Storms in teacups
Shaneel Lal is right about bilingual road signs and the underlying current of racism that lurks within. It just goes to show what a tolerant, easygoing and cosmopolitan society we’re not. Talk about storms in teacups. What else can we get worked up about? There is decimal currency, of course, which along with the metrics in general (foreigners again) was maddening. And what about bilingual menus in Chinese restaurants. The nerve of them. I’m merely pointing out the double standards. And another thing: at the end of my street there is a sign with the figure 50 inside a red circle. Many drivers just ignore it. It’s what’s called the “speed limit”, I believe. I have, in good faith, pointed this out at times to assist fellow drivers, only to be told, with unmistakable hand signals, to do something rude.
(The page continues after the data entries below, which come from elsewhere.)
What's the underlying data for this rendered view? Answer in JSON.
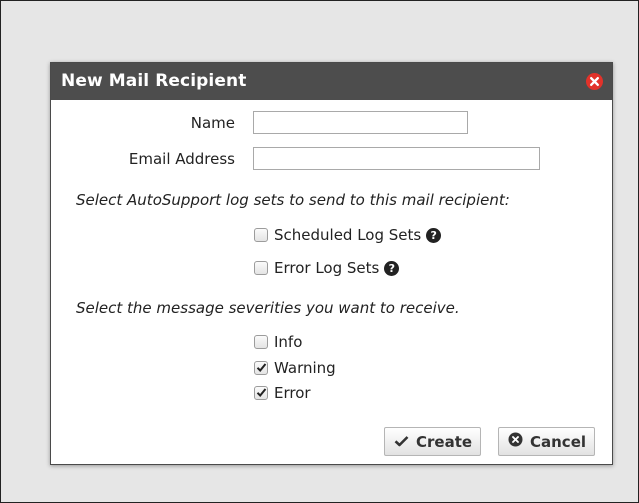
{
  "dialog": {
    "title": "New Mail Recipient",
    "close_icon": "close-circle-icon",
    "name_label": "Name",
    "name_value": "",
    "email_label": "Email Address",
    "email_value": "",
    "log_sets_prompt": "Select AutoSupport log sets to send to this mail recipient:",
    "log_sets": [
      {
        "label": "Scheduled Log Sets",
        "checked": false,
        "help_icon": "question-circle-icon"
      },
      {
        "label": "Error Log Sets",
        "checked": false,
        "help_icon": "question-circle-icon"
      }
    ],
    "severities_prompt": "Select the message severities you want to receive.",
    "severities": [
      {
        "label": "Info",
        "checked": false
      },
      {
        "label": "Warning",
        "checked": true
      },
      {
        "label": "Error",
        "checked": true
      }
    ],
    "buttons": {
      "create_label": "Create",
      "create_icon": "check-icon",
      "cancel_label": "Cancel",
      "cancel_icon": "times-circle-icon"
    }
  },
  "colors": {
    "titlebar": "#4d4d4d",
    "close_icon": "#e2322a",
    "backdrop": "#e6e6e6"
  }
}
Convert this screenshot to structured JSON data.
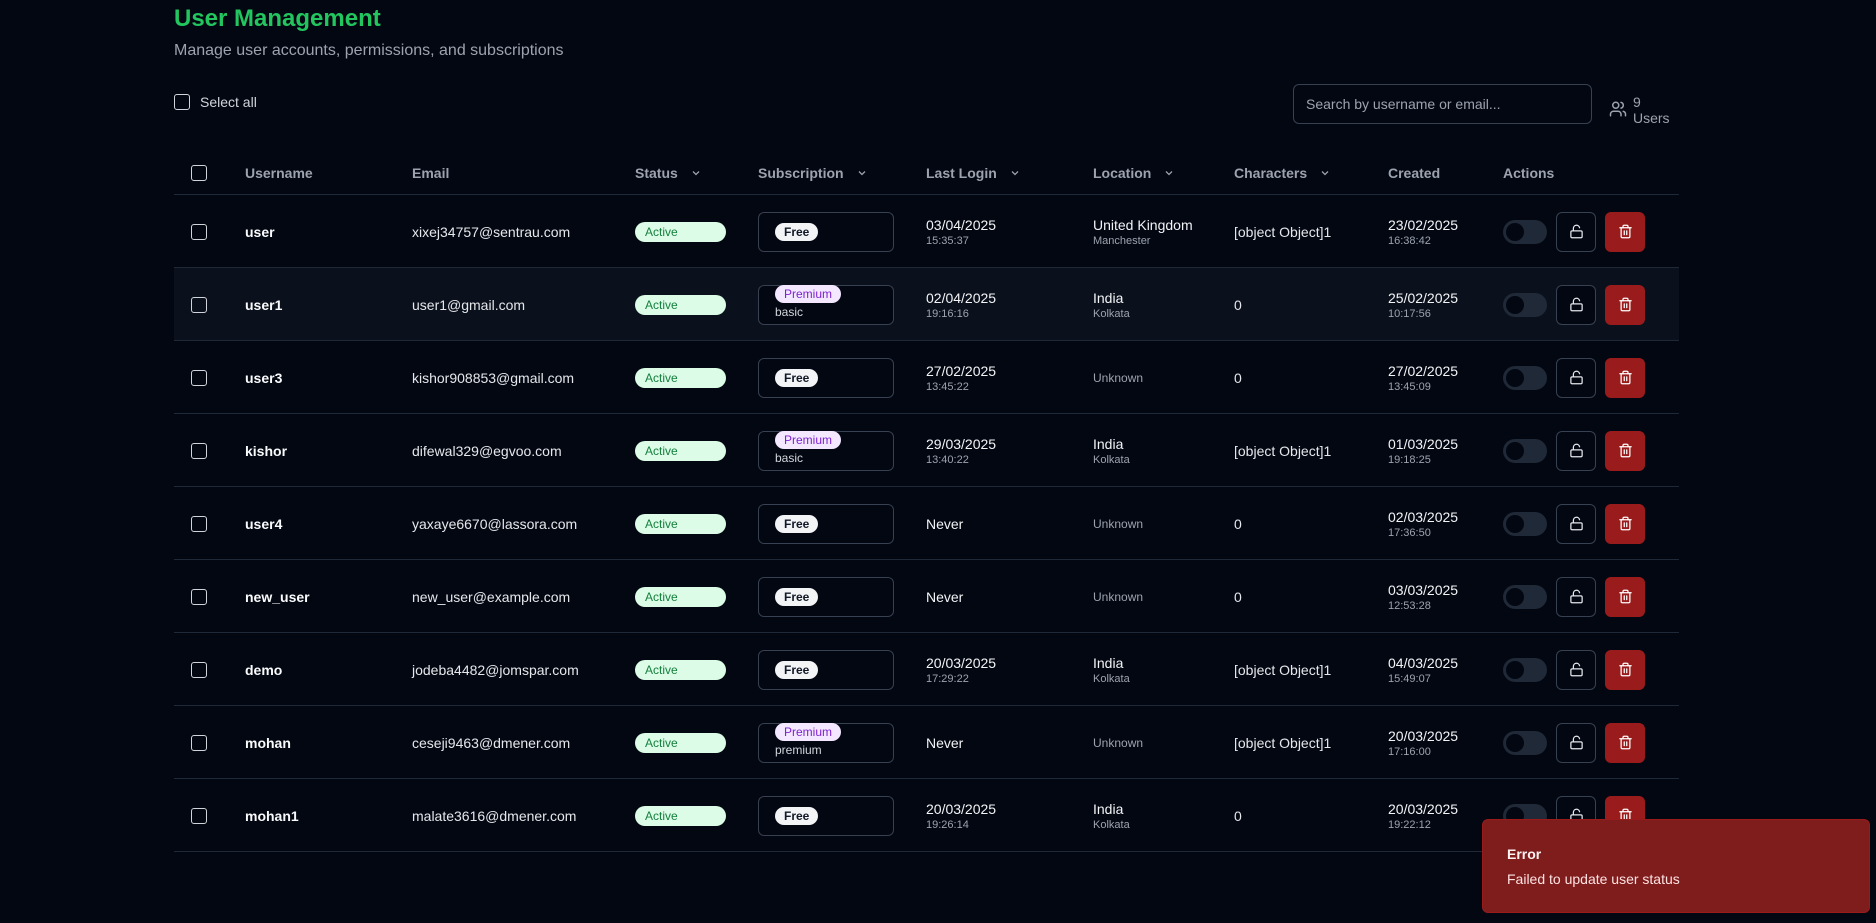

Dean Donoghue, Pāpāmoa Beach
Of course, we all giggle about Winston’s seemingly predictable re-emergence closer to election times, his confidence and his manicured charm. The lawyer in him conveys a well-articulated and well-researched message in such a way, that it is near impossible to argue with him. Being reasonably critical or cynical of his own heritage also makes him a believable orator, primarily because he tells it as it is. For example, recently he has been challenging Māori elite and confronting this “top echelon” for its abandonment of ordinary hard-working Māori, who never seem to get ahead, due to the massive remuneration gaps and assistance privileges between the “top” and the “bottom” layer in their hierarchical structures. Isn’t it a sad story when a minority party has to fight for the majority of a disadvantaged ethnic group!
Rene Blezer, Taupō
Speed bumps hinder
Your pages have reminded us in recent times that the cost of a speed bump ($300,000) could pay for at least three nurses, or three teachers, or three policemen/women. Imagine a reduction of 1000 speed bumps? Readers have also pointed out the irony of a Green/Left initiative increasing air pollution as vehicles slow down and then accelerate off at speed in a low gear, venting their frustration. Speed bumps hinder not only the average motorist but also the ambulance on its way to a heart attack victim, the fire engine on its way to a burning hostel, or the police vehicle speeding (yes, speeding!) to a mass shooting.
Chris Parker, Campbells Bay
Fairer tax system
The recent leak regarding the removal of tax from “fresh food” has created the usual arguments about what’s in and what’s out. However, the answer to that is to ‘keep it simple stupid’. Remove GST from all food bought in supermarkets, grocery stores and dairies. Make milk a food and leave the GST on all other drinks as most are bad for us. Leave the GST on restaurants, cafes and takeaway bars. Exempt bakeries for plain bread products. Revenue lost would be balanced by a capital gains tax on all investment domestic and commercial properties. All businesses and farms could claim reductions in their liability by quantifying their efforts to make their property more climate and environmentally friendly. These two initiatives will roughly balance the tax take, create a fairer tax system, encourage greater savings and very significant health benefits through more food availability.
Niall Robertson, Balmoral
A rodent’s field day
We had delivered to our home this week — unannounced — Auckland Council’s green food scrap bins. Already on our street, people have placed them out, presumably full of vegetable waste, in the wrong week. Already some have been knocked over by animals and wind. Rodents and ants are having a field day. What a disaster of a policy by the cash-strapped Auckland Council. Goodness knows what this new collection policy will cost ratepayers who cannot even opt out of the $77.20 cost of collection. Bets on this will follow the same fate as this system did in the UK. It failed. Our bin has already been relegated to the garden shed!
John Roberts, Remuera